The project was conceived by artist Zoe Crosher and is co-curated by she and I together. Using the concept of Manifest Destiny – America’s territorial expansion across North America – we selected artists who we thought could explore this problematic and layered history in very different ways. By physically moving through and mapping the very landscape that has been so fantasized, dreamed about, and capitalized upon in a breadth of positive and negative ways, the artists have the opportunity to address their work to the idea in a variety of ways – opaque or direct, tangential or political, macro and micro.
The current chapter is Eve Fowler’s in Houston, followed next by John Baldessari in San Antonio.
How can people support LAND?
Given that the organization is constantly mobile with respect to projects, and hopefully increasingly extending throughout the country and ultimately internationally, we find it very important to have as developed a digital presence as we can, to give as many viewers as possible a sense of our projects and our mission and our presence—possibly closer to them than they might know! Since all of our exhibitions and events are free and open to the public, the main means of support are individual memberships, or our artist benefit editions, or of course, the fundraisers—the moveable feasts series, for example, or our annual fundraisers that remain—like most small organizations—our primary operating support.
This is LAND’s 5th year. What kinds of events do you have going on to celebrate? What can we look forward to this fall?
We’ve actually just held the first of our 5th year celebrations, this one at The Beach Club in Santa Monica, which was a great success—both beautifully fun and very productive for LAND. I mean, it’s hard to complain about champagne, food, bonfires and petanque right on the beach, not to mention the great work at auction just inside the club! In honor of this being our 5th year, we are also holding a major gala dinner event in Miami at the start of Art Basel week, at the Raleigh Hotel.
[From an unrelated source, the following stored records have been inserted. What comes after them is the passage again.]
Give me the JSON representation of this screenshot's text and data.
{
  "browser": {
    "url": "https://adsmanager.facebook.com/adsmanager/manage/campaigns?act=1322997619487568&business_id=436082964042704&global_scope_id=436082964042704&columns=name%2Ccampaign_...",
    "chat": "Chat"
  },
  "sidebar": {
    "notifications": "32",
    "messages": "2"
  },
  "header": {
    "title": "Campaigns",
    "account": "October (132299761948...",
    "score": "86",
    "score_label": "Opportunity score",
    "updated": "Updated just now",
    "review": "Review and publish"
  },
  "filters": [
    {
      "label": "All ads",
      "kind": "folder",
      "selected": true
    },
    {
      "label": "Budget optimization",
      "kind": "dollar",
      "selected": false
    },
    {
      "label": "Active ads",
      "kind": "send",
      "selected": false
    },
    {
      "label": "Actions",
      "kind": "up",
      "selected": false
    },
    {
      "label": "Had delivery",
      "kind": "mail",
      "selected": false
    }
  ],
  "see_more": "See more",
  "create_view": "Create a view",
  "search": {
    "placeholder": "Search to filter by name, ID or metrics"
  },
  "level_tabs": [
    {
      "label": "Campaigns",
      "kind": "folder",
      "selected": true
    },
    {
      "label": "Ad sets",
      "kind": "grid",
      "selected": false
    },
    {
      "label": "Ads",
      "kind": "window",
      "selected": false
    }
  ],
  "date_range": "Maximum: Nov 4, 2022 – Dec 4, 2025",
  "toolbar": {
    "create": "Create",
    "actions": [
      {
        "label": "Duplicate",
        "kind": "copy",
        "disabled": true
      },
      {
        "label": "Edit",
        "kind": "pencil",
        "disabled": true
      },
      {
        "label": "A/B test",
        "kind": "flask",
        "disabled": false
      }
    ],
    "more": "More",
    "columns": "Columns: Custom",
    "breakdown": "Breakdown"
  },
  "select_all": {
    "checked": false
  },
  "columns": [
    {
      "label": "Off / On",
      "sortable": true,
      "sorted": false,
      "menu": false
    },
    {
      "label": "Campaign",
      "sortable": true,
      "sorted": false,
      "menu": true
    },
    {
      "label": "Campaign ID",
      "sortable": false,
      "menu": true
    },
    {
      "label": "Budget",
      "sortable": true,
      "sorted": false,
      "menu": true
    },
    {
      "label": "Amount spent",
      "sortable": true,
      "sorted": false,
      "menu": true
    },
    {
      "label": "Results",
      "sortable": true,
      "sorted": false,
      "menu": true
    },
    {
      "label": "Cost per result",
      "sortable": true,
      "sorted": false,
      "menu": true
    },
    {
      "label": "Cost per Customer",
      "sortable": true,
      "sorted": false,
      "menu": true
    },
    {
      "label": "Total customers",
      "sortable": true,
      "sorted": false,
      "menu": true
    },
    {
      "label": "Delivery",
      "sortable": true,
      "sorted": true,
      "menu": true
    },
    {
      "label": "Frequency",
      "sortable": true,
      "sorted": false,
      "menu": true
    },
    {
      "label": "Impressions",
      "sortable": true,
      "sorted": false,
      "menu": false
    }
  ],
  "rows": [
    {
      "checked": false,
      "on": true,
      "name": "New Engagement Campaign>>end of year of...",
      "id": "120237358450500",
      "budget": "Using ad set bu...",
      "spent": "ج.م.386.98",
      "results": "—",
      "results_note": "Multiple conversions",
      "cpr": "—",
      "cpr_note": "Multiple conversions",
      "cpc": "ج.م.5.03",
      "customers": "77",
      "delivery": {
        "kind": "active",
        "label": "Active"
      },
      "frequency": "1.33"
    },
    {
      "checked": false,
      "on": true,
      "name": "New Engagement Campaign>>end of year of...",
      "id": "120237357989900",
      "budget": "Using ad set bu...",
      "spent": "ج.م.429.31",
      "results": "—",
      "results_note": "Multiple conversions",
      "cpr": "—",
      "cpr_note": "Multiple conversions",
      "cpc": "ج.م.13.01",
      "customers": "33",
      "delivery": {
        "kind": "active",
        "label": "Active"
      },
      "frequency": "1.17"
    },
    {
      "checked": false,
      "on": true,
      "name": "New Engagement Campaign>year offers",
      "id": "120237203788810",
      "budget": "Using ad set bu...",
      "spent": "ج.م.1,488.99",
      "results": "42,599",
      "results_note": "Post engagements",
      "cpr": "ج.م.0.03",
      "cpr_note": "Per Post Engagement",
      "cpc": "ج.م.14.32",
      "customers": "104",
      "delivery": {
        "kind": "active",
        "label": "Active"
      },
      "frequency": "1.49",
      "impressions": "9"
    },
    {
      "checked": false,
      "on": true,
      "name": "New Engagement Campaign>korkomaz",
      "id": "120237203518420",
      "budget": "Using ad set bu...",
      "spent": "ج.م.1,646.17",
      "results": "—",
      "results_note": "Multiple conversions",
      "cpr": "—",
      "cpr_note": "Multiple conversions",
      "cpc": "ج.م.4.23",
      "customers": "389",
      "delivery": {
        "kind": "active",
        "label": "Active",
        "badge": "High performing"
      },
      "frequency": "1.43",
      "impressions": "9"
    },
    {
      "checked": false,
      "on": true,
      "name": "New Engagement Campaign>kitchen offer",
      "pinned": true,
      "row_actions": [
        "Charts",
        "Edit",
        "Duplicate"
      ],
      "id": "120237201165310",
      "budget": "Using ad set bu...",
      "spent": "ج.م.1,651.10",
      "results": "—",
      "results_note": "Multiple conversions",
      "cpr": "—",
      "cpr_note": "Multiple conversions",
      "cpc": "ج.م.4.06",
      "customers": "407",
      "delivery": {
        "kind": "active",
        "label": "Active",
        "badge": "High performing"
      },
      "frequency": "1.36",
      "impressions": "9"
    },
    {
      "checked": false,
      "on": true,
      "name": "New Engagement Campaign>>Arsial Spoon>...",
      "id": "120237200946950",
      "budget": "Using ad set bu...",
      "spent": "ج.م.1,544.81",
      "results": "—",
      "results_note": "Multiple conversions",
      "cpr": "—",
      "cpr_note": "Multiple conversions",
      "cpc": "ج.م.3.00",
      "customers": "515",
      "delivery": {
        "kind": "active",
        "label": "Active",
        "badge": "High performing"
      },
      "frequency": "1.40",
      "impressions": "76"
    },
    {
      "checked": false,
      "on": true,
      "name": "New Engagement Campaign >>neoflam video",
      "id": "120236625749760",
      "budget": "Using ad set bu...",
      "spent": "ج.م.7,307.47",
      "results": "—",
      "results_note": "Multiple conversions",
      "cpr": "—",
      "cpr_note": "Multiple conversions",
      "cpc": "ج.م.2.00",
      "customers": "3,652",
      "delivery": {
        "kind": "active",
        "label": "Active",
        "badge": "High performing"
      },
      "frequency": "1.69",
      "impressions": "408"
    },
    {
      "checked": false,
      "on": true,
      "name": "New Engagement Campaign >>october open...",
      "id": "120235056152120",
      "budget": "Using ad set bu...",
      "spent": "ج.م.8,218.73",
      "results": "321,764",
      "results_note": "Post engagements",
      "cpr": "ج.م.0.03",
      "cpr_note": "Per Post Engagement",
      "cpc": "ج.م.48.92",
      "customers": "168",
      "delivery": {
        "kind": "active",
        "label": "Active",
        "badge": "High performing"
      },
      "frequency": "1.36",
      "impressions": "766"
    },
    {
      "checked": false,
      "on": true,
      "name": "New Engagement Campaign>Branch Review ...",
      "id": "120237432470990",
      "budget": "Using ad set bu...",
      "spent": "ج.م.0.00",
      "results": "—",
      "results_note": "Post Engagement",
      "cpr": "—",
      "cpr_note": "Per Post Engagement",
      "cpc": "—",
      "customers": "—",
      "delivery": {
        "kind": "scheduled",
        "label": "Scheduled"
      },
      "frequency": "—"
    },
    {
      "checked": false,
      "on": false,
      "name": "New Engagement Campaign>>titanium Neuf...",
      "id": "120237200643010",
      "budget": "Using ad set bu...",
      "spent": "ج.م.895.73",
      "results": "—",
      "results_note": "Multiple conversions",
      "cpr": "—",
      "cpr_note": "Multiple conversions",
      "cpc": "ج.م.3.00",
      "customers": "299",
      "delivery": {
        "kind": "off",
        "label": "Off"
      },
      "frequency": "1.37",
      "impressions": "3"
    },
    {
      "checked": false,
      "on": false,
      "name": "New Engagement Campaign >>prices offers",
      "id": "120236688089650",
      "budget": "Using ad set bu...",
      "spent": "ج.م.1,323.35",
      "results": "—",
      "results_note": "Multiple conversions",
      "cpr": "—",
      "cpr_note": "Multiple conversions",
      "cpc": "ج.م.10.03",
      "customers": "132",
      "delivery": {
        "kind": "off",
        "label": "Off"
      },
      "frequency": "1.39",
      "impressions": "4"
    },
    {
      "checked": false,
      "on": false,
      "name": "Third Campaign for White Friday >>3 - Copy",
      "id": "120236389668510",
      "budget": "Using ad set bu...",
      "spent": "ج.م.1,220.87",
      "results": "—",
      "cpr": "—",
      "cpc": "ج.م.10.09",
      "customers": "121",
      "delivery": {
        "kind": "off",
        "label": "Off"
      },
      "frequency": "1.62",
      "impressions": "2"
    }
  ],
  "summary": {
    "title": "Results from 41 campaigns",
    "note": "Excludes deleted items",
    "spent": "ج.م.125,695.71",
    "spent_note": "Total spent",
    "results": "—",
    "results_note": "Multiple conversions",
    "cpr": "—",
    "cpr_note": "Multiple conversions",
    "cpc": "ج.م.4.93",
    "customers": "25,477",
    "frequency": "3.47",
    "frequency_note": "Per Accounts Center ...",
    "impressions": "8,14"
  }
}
We have a very ambitious goal for this event; our hope being to establish a beginning endowment for operating budgets of LAND’s next 5-year stage. This event will also be dedicated to innovative women in culture—not just art but across the board—as part of our particular focus on creative women this year.
Exhibition-wise, in addition to the ongoing Manifest Destiny billboard chapters throughout the fall (San Antonio, El Paso, New Mexico), we are also opening a major exhibition of site-specific, commissioned projects in Washington DC, called Alter/Abolish/Address. And there are always plenty more programmatic and immediate events that come up, so please join the mailing list and keep an eye out for a LAND project in your hometown….